After a day of enforced sloth due to the dreadful weather yesterday, it was nice to get out and about again this morning.  Still rather chilly, but at least dry again, we set out for a brief walk through Shipley Park, before heading into town.
The trees and bushes have taken a bit of a battering in the strong winds, rain, sleet, snow and cold temperatures, but the Cherry Trees are still putting on a brave show.
At one point, we even noticed a small patch of blue sky, but it didn't last long.
At a lower level, the small, yellow flowers of the Coltsfoot (Tussilago farfara) are also doing their best to raise the spirits despite the bad weather.  Lets hope things improve again now that yesterday's storm has passed and we're able to get out a bit more.

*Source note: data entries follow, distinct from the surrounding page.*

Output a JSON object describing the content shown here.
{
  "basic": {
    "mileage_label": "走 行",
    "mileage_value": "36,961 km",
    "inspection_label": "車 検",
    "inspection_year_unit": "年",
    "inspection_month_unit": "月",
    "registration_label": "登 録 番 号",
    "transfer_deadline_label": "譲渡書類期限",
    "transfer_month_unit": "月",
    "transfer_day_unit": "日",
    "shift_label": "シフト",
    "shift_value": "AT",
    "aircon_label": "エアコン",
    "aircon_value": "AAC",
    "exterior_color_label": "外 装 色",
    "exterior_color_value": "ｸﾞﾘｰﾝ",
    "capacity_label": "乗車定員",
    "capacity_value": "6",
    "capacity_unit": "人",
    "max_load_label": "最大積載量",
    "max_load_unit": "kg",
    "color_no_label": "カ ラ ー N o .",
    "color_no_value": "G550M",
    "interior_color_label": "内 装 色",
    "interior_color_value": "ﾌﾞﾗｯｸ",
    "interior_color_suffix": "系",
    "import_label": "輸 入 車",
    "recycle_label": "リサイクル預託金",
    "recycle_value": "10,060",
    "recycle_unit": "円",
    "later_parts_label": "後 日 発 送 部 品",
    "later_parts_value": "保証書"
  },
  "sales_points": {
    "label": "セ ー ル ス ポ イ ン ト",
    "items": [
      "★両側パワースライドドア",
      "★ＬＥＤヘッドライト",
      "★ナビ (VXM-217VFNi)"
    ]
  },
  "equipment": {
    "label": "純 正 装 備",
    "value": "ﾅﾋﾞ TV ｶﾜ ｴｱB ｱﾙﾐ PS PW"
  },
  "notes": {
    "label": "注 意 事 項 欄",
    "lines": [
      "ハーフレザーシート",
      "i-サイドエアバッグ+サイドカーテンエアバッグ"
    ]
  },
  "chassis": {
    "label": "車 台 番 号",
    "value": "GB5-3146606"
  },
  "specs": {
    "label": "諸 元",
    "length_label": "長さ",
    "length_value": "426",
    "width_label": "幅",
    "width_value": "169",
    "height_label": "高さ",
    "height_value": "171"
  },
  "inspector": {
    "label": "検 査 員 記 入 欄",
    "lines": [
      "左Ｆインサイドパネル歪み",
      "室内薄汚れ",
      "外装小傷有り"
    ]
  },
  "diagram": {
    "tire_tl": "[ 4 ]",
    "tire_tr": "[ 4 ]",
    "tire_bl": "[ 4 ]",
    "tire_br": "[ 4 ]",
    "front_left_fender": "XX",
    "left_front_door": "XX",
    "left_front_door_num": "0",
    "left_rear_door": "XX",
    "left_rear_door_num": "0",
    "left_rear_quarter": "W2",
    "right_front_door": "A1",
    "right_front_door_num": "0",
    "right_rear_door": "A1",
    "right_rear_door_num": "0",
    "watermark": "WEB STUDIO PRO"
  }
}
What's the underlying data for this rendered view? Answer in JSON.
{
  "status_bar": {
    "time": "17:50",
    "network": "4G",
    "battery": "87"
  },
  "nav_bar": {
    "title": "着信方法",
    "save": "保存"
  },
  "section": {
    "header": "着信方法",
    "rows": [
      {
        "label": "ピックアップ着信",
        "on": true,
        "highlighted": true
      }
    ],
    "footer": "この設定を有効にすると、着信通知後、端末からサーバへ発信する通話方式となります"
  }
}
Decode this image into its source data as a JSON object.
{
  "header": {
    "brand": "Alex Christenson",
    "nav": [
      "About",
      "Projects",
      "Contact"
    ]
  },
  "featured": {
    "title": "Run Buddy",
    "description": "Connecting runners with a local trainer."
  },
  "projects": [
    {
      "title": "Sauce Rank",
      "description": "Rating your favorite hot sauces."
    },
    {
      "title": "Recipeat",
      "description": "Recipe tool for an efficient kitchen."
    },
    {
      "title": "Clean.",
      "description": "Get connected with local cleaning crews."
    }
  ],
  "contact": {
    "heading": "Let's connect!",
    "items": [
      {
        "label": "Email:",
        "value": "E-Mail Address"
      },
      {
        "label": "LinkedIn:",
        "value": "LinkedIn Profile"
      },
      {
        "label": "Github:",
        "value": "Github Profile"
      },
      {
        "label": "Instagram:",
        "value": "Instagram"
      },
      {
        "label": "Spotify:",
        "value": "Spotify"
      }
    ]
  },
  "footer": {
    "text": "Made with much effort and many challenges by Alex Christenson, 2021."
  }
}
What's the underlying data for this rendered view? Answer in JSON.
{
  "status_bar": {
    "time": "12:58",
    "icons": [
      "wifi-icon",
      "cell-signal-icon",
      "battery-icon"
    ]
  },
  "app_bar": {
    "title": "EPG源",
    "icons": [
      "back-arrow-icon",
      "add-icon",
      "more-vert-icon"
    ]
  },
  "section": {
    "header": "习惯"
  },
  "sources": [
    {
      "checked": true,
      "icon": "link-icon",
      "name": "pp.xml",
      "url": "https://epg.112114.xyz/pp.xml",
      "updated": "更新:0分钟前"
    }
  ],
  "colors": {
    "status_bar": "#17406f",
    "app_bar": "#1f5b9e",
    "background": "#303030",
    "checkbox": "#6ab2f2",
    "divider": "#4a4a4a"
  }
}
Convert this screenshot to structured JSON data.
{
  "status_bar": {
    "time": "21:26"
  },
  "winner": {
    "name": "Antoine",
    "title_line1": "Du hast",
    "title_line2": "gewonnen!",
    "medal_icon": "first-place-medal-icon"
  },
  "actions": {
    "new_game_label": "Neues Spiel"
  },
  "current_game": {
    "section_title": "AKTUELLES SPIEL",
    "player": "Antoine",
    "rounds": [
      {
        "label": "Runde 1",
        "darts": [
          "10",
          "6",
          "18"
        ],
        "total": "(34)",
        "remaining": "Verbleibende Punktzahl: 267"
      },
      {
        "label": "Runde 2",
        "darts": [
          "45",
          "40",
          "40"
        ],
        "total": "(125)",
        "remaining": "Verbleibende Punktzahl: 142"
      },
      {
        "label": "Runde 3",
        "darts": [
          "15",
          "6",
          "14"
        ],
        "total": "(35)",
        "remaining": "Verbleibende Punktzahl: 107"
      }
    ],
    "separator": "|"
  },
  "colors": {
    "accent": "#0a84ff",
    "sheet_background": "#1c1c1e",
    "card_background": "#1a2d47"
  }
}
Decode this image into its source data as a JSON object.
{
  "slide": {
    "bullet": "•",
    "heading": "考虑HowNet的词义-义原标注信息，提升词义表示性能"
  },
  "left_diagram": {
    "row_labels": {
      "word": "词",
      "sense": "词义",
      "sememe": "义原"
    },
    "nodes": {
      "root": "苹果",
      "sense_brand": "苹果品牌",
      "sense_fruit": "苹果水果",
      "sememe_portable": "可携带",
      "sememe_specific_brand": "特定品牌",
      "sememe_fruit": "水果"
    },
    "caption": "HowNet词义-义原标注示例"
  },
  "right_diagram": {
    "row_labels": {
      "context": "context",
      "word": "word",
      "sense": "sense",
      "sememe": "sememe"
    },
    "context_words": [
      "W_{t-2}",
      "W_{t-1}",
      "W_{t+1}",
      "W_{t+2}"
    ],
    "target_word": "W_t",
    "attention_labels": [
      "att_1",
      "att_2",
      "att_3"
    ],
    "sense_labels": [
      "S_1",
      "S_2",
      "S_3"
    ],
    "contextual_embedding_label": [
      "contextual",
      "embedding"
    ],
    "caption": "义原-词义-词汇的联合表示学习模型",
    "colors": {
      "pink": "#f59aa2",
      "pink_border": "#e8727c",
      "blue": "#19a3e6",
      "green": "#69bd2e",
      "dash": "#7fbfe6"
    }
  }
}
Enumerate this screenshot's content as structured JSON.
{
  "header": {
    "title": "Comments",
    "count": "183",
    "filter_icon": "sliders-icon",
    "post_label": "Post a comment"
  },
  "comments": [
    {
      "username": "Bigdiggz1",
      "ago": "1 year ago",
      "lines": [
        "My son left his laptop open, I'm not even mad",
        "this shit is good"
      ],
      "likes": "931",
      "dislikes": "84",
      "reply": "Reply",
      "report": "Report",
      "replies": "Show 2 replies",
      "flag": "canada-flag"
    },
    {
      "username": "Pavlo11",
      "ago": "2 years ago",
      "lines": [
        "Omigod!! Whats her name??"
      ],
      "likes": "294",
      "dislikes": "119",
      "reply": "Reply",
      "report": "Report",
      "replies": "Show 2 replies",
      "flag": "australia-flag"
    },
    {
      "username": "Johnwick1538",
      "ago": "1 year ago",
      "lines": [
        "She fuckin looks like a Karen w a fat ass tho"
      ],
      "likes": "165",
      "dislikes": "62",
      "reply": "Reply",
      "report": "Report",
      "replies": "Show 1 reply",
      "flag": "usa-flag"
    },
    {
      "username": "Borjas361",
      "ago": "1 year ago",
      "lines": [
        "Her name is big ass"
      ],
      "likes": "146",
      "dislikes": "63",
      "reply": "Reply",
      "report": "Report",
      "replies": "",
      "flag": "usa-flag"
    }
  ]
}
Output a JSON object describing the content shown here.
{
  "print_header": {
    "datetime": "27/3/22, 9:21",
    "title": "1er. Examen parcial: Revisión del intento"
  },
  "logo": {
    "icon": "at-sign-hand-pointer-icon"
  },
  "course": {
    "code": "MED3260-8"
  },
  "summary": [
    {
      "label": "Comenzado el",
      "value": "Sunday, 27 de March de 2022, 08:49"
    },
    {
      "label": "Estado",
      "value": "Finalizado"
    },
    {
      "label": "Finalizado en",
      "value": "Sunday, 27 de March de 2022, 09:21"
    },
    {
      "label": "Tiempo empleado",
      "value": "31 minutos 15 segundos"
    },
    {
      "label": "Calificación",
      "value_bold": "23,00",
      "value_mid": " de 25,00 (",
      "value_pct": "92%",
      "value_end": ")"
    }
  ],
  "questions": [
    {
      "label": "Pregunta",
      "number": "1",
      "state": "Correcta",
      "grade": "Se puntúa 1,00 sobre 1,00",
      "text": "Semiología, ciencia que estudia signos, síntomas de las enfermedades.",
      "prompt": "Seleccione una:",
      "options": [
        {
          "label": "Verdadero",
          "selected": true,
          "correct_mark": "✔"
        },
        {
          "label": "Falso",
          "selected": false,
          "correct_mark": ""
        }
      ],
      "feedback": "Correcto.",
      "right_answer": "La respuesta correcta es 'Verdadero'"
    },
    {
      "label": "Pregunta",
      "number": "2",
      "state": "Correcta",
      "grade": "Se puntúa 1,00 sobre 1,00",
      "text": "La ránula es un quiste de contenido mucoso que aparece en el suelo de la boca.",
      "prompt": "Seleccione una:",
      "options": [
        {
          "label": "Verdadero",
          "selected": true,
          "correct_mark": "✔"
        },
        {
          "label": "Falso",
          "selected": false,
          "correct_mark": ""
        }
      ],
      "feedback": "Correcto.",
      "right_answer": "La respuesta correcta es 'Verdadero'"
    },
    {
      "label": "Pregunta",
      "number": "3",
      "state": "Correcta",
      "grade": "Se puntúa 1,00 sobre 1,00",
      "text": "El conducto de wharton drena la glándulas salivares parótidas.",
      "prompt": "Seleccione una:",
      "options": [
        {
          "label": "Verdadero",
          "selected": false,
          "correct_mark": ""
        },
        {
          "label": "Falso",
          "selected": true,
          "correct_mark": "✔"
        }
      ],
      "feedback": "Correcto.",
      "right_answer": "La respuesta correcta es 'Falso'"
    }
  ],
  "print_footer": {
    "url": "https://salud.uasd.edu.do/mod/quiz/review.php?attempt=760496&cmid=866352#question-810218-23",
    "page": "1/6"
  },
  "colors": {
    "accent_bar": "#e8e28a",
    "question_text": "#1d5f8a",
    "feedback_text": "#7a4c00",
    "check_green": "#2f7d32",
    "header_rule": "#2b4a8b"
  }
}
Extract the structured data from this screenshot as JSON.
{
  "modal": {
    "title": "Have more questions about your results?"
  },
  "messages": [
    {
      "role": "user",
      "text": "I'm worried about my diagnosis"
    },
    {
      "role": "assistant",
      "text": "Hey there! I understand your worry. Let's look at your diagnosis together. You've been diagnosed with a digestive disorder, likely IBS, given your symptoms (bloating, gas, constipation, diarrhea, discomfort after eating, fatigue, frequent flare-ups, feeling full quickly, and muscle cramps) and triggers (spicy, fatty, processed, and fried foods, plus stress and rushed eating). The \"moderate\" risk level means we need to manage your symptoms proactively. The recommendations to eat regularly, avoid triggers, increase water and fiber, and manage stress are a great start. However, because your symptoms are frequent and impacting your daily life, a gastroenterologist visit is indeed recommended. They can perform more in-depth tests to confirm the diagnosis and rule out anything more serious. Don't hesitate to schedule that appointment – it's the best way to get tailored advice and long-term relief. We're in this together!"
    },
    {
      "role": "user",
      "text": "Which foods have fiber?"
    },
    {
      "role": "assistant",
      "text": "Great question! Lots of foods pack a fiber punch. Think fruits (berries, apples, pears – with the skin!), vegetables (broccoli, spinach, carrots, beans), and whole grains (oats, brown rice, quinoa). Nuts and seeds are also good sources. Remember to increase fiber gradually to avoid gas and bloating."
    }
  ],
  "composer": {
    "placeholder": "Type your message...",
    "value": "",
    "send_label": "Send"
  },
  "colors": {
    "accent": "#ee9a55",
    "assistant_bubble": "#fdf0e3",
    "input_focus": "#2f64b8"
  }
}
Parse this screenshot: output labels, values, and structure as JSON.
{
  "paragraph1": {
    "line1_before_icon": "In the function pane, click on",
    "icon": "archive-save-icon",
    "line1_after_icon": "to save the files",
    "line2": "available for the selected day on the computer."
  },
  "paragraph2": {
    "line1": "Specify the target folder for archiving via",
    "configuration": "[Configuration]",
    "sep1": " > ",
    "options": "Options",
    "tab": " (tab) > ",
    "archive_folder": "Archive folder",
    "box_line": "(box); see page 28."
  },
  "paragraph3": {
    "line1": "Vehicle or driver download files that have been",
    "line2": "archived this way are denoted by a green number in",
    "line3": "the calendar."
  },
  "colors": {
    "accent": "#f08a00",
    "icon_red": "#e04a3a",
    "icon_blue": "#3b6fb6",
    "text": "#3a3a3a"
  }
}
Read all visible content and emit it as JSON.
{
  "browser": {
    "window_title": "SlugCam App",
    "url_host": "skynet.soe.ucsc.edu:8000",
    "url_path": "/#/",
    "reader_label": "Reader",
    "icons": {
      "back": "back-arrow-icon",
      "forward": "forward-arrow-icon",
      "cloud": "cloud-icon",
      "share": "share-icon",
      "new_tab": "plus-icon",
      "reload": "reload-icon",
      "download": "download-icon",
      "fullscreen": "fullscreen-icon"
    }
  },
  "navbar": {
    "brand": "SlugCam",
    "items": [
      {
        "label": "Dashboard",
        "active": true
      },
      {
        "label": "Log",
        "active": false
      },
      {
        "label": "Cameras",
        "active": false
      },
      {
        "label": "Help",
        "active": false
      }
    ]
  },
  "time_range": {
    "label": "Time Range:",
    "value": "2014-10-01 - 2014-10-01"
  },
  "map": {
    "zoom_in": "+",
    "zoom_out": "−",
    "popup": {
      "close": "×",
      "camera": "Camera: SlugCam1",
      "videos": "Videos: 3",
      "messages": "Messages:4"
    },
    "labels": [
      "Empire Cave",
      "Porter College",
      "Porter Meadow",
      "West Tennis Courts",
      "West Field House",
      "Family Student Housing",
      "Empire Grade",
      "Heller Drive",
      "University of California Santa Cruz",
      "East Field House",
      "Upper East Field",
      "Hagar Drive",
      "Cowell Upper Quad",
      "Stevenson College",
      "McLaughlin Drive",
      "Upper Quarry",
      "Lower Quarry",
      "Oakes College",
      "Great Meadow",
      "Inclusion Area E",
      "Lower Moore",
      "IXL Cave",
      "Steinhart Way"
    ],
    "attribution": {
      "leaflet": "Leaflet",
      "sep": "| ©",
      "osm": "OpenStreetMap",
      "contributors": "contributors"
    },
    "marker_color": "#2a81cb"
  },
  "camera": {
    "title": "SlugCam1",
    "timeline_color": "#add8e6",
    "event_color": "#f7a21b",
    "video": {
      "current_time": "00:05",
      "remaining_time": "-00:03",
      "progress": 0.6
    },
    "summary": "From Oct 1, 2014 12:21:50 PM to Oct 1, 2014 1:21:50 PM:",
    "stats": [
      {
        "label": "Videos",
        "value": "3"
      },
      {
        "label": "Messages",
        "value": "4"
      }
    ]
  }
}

Tuesday, 3 April 2012


with the promise of rather more nasty weather for the next few days, we decided to take another walk around Mapperley Reservoir this morning, before it becomes too muddy to enjoy.  So, it was out along Slack Lane, through Mapperley Wood, round the reservoir before returning through the village and back along Slack Lane. While passing the Highland Cattle's enclosure, my attention was caught by a Buzzard which flew across the path, down the field and settled on a fence post some way off.  Too far to get a good photo, I nevertheless persevered and got a couple of distant shots.
The bird seemed to be eating something on it's perch, but I couldn't make out what from this distance.  Whatever it was, the Buzzard was enjoying it.
Too cloudy for many picture opportunities this morning, so a couple more from our walk around Shipley Hill in the sunshine the other day.  The trees and shrubs are beginning to blossom well, among them was one Rhododendron close to the Derby Lodge.
The pale pink flowers were standing out brilliantly in the dappled shade of the woodland and were nice to see this early in the year.